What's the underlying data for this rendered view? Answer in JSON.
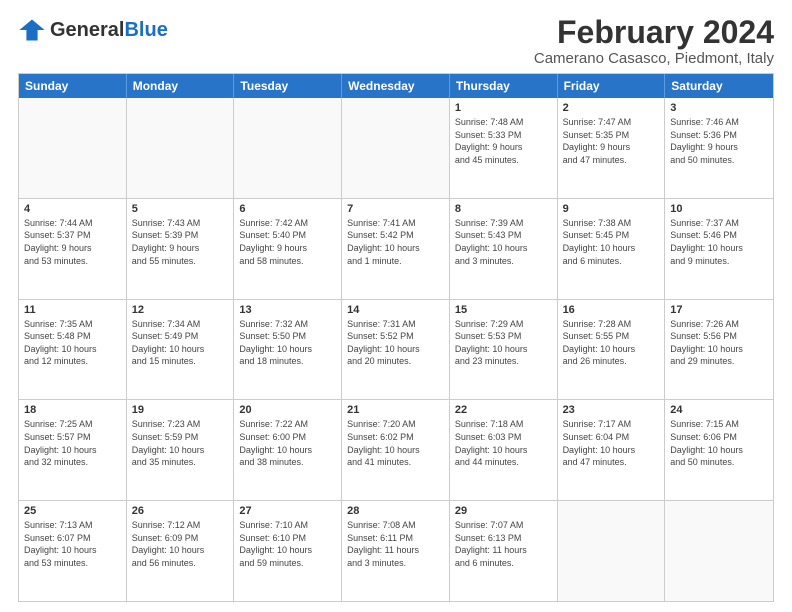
{
  "header": {
    "logo_general": "General",
    "logo_blue": "Blue",
    "month_title": "February 2024",
    "subtitle": "Camerano Casasco, Piedmont, Italy"
  },
  "day_headers": [
    "Sunday",
    "Monday",
    "Tuesday",
    "Wednesday",
    "Thursday",
    "Friday",
    "Saturday"
  ],
  "weeks": [
    [
      {
        "day": "",
        "info": ""
      },
      {
        "day": "",
        "info": ""
      },
      {
        "day": "",
        "info": ""
      },
      {
        "day": "",
        "info": ""
      },
      {
        "day": "1",
        "info": "Sunrise: 7:48 AM\nSunset: 5:33 PM\nDaylight: 9 hours\nand 45 minutes."
      },
      {
        "day": "2",
        "info": "Sunrise: 7:47 AM\nSunset: 5:35 PM\nDaylight: 9 hours\nand 47 minutes."
      },
      {
        "day": "3",
        "info": "Sunrise: 7:46 AM\nSunset: 5:36 PM\nDaylight: 9 hours\nand 50 minutes."
      }
    ],
    [
      {
        "day": "4",
        "info": "Sunrise: 7:44 AM\nSunset: 5:37 PM\nDaylight: 9 hours\nand 53 minutes."
      },
      {
        "day": "5",
        "info": "Sunrise: 7:43 AM\nSunset: 5:39 PM\nDaylight: 9 hours\nand 55 minutes."
      },
      {
        "day": "6",
        "info": "Sunrise: 7:42 AM\nSunset: 5:40 PM\nDaylight: 9 hours\nand 58 minutes."
      },
      {
        "day": "7",
        "info": "Sunrise: 7:41 AM\nSunset: 5:42 PM\nDaylight: 10 hours\nand 1 minute."
      },
      {
        "day": "8",
        "info": "Sunrise: 7:39 AM\nSunset: 5:43 PM\nDaylight: 10 hours\nand 3 minutes."
      },
      {
        "day": "9",
        "info": "Sunrise: 7:38 AM\nSunset: 5:45 PM\nDaylight: 10 hours\nand 6 minutes."
      },
      {
        "day": "10",
        "info": "Sunrise: 7:37 AM\nSunset: 5:46 PM\nDaylight: 10 hours\nand 9 minutes."
      }
    ],
    [
      {
        "day": "11",
        "info": "Sunrise: 7:35 AM\nSunset: 5:48 PM\nDaylight: 10 hours\nand 12 minutes."
      },
      {
        "day": "12",
        "info": "Sunrise: 7:34 AM\nSunset: 5:49 PM\nDaylight: 10 hours\nand 15 minutes."
      },
      {
        "day": "13",
        "info": "Sunrise: 7:32 AM\nSunset: 5:50 PM\nDaylight: 10 hours\nand 18 minutes."
      },
      {
        "day": "14",
        "info": "Sunrise: 7:31 AM\nSunset: 5:52 PM\nDaylight: 10 hours\nand 20 minutes."
      },
      {
        "day": "15",
        "info": "Sunrise: 7:29 AM\nSunset: 5:53 PM\nDaylight: 10 hours\nand 23 minutes."
      },
      {
        "day": "16",
        "info": "Sunrise: 7:28 AM\nSunset: 5:55 PM\nDaylight: 10 hours\nand 26 minutes."
      },
      {
        "day": "17",
        "info": "Sunrise: 7:26 AM\nSunset: 5:56 PM\nDaylight: 10 hours\nand 29 minutes."
      }
    ],
    [
      {
        "day": "18",
        "info": "Sunrise: 7:25 AM\nSunset: 5:57 PM\nDaylight: 10 hours\nand 32 minutes."
      },
      {
        "day": "19",
        "info": "Sunrise: 7:23 AM\nSunset: 5:59 PM\nDaylight: 10 hours\nand 35 minutes."
      },
      {
        "day": "20",
        "info": "Sunrise: 7:22 AM\nSunset: 6:00 PM\nDaylight: 10 hours\nand 38 minutes."
      },
      {
        "day": "21",
        "info": "Sunrise: 7:20 AM\nSunset: 6:02 PM\nDaylight: 10 hours\nand 41 minutes."
      },
      {
        "day": "22",
        "info": "Sunrise: 7:18 AM\nSunset: 6:03 PM\nDaylight: 10 hours\nand 44 minutes."
      },
      {
        "day": "23",
        "info": "Sunrise: 7:17 AM\nSunset: 6:04 PM\nDaylight: 10 hours\nand 47 minutes."
      },
      {
        "day": "24",
        "info": "Sunrise: 7:15 AM\nSunset: 6:06 PM\nDaylight: 10 hours\nand 50 minutes."
      }
    ],
    [
      {
        "day": "25",
        "info": "Sunrise: 7:13 AM\nSunset: 6:07 PM\nDaylight: 10 hours\nand 53 minutes."
      },
      {
        "day": "26",
        "info": "Sunrise: 7:12 AM\nSunset: 6:09 PM\nDaylight: 10 hours\nand 56 minutes."
      },
      {
        "day": "27",
        "info": "Sunrise: 7:10 AM\nSunset: 6:10 PM\nDaylight: 10 hours\nand 59 minutes."
      },
      {
        "day": "28",
        "info": "Sunrise: 7:08 AM\nSunset: 6:11 PM\nDaylight: 11 hours\nand 3 minutes."
      },
      {
        "day": "29",
        "info": "Sunrise: 7:07 AM\nSunset: 6:13 PM\nDaylight: 11 hours\nand 6 minutes."
      },
      {
        "day": "",
        "info": ""
      },
      {
        "day": "",
        "info": ""
      }
    ]
  ]
}
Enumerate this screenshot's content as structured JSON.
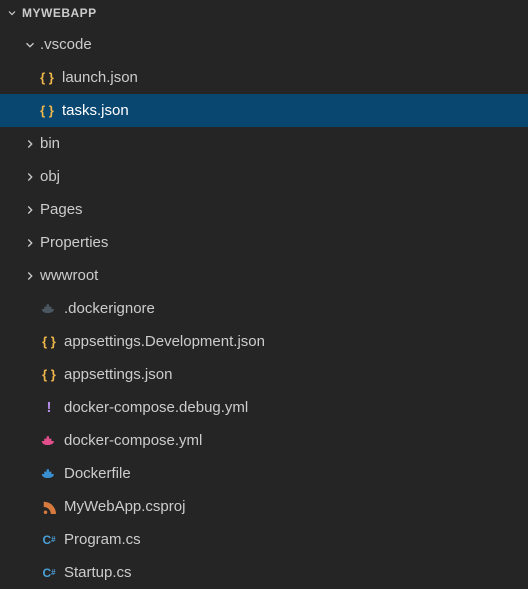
{
  "header": {
    "title": "MYWEBAPP"
  },
  "tree": {
    "folder_vscode": ".vscode",
    "file_launch_json": "launch.json",
    "file_tasks_json": "tasks.json",
    "folder_bin": "bin",
    "folder_obj": "obj",
    "folder_pages": "Pages",
    "folder_properties": "Properties",
    "folder_wwwroot": "wwwroot",
    "file_dockerignore": ".dockerignore",
    "file_appsettings_dev": "appsettings.Development.json",
    "file_appsettings": "appsettings.json",
    "file_compose_debug": "docker-compose.debug.yml",
    "file_compose": "docker-compose.yml",
    "file_dockerfile": "Dockerfile",
    "file_csproj": "MyWebApp.csproj",
    "file_program": "Program.cs",
    "file_startup": "Startup.cs"
  }
}
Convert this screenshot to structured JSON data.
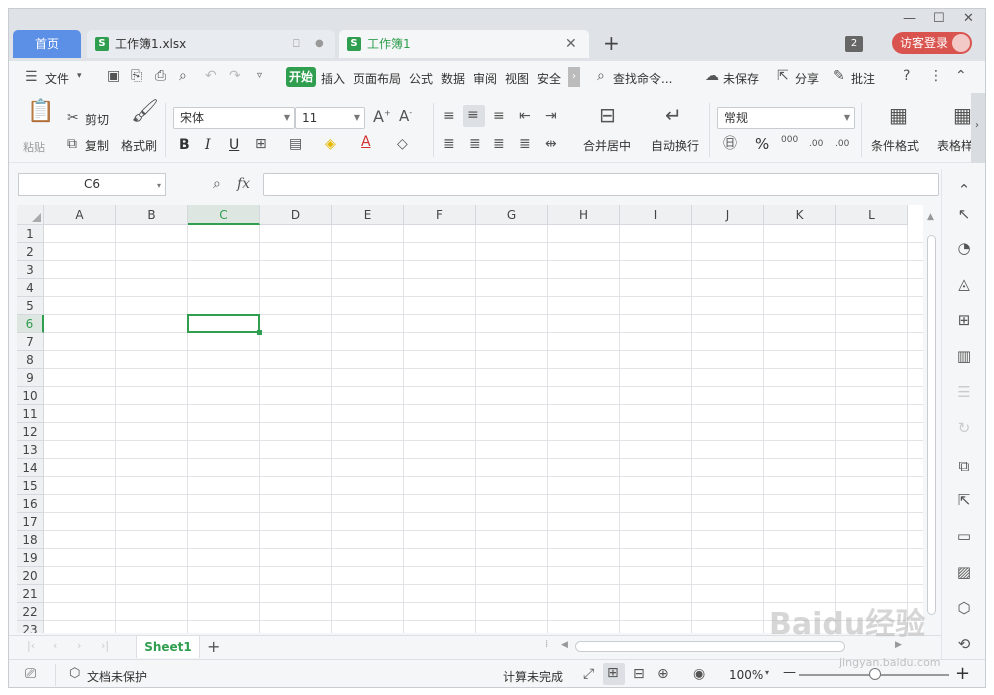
{
  "titlebar": {
    "home_tab": "首页",
    "tabs": [
      {
        "label": "工作簿1.xlsx",
        "icon": "spreadsheet-icon"
      },
      {
        "label": "工作簿1",
        "icon": "spreadsheet-icon"
      }
    ],
    "new_tab": "+",
    "window_count": "2",
    "login_label": "访客登录",
    "controls": {
      "minimize": "—",
      "maximize": "☐",
      "close": "✕"
    }
  },
  "menubar": {
    "file_label": "文件",
    "items": [
      "开始",
      "插入",
      "页面布局",
      "公式",
      "数据",
      "审阅",
      "视图",
      "安全"
    ],
    "search_placeholder": "查找命令...",
    "save_status": "未保存",
    "share": "分享",
    "comment": "批注"
  },
  "ribbon": {
    "paste": "粘贴",
    "cut": "剪切",
    "copy": "复制",
    "format_painter": "格式刷",
    "font_name": "宋体",
    "font_size": "11",
    "bold": "B",
    "italic": "I",
    "underline": "U",
    "merge_center": "合并居中",
    "wrap_text": "自动换行",
    "number_format": "常规",
    "percent": "%",
    "thousands": "000",
    "inc_decimal": ".00",
    "dec_decimal": ".00",
    "cond_format": "条件格式",
    "table_style": "表格样"
  },
  "formula": {
    "cell_ref": "C6",
    "fx_label": "fx",
    "value": ""
  },
  "grid": {
    "columns": [
      "A",
      "B",
      "C",
      "D",
      "E",
      "F",
      "G",
      "H",
      "I",
      "J",
      "K",
      "L"
    ],
    "rows": [
      "1",
      "2",
      "3",
      "4",
      "5",
      "6",
      "7",
      "8",
      "9",
      "10",
      "11",
      "12",
      "13",
      "14",
      "15",
      "16",
      "17",
      "18",
      "19",
      "20",
      "21",
      "22",
      "23"
    ],
    "selected_column": "C",
    "selected_row": "6"
  },
  "sheets": {
    "tabs": [
      "Sheet1"
    ],
    "add": "+"
  },
  "status": {
    "protection": "文档未保护",
    "calc_status": "计算未完成",
    "zoom": "100%",
    "zoom_out": "—",
    "zoom_in": "+"
  },
  "watermark": {
    "brand": "Baidu经验",
    "sub": "jingyan.baidu.com"
  },
  "colors": {
    "accent": "#2f9e4f",
    "home_tab": "#5c8fe6",
    "login": "#d9534f"
  }
}
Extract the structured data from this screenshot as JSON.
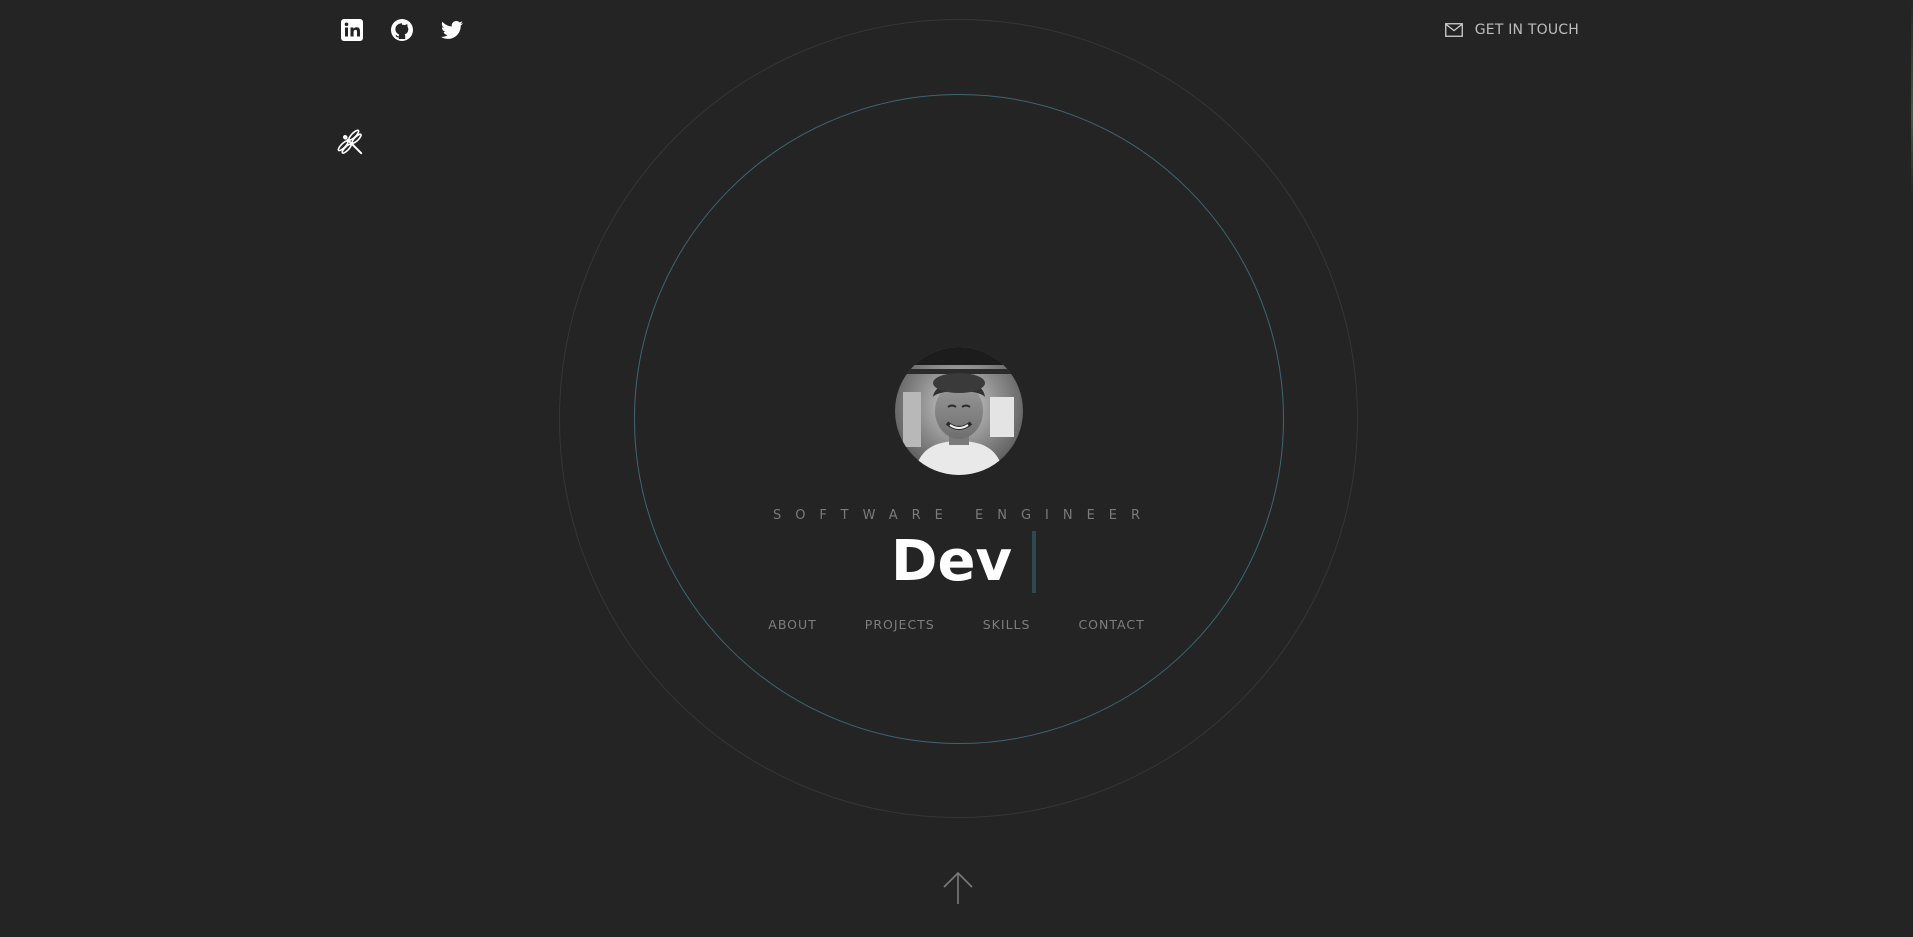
{
  "social": {
    "linkedin_icon": "linkedin-icon",
    "github_icon": "github-icon",
    "twitter_icon": "twitter-icon"
  },
  "header": {
    "contact_label": "GET IN TOUCH",
    "contact_icon": "mail-icon"
  },
  "logo": {
    "icon": "dragonfly-icon"
  },
  "hero": {
    "role": "SOFTWARE ENGINEER",
    "name": "Dev"
  },
  "nav": {
    "items": [
      {
        "label": "ABOUT"
      },
      {
        "label": "PROJECTS"
      },
      {
        "label": "SKILLS"
      },
      {
        "label": "CONTACT"
      }
    ]
  },
  "footer": {
    "scroll_icon": "arrow-up-icon"
  },
  "colors": {
    "background": "#242424",
    "inner_ring": "#3e6670",
    "outer_ring": "#363636",
    "text_muted": "#7e7e7e",
    "text_primary": "#ffffff"
  }
}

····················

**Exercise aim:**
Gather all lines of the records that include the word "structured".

**The answer:**
Enumerate this screenshot's content as structured JSON.
Convert this screenshot to structured JSON data.
Extract the structured data from this screenshot as JSON.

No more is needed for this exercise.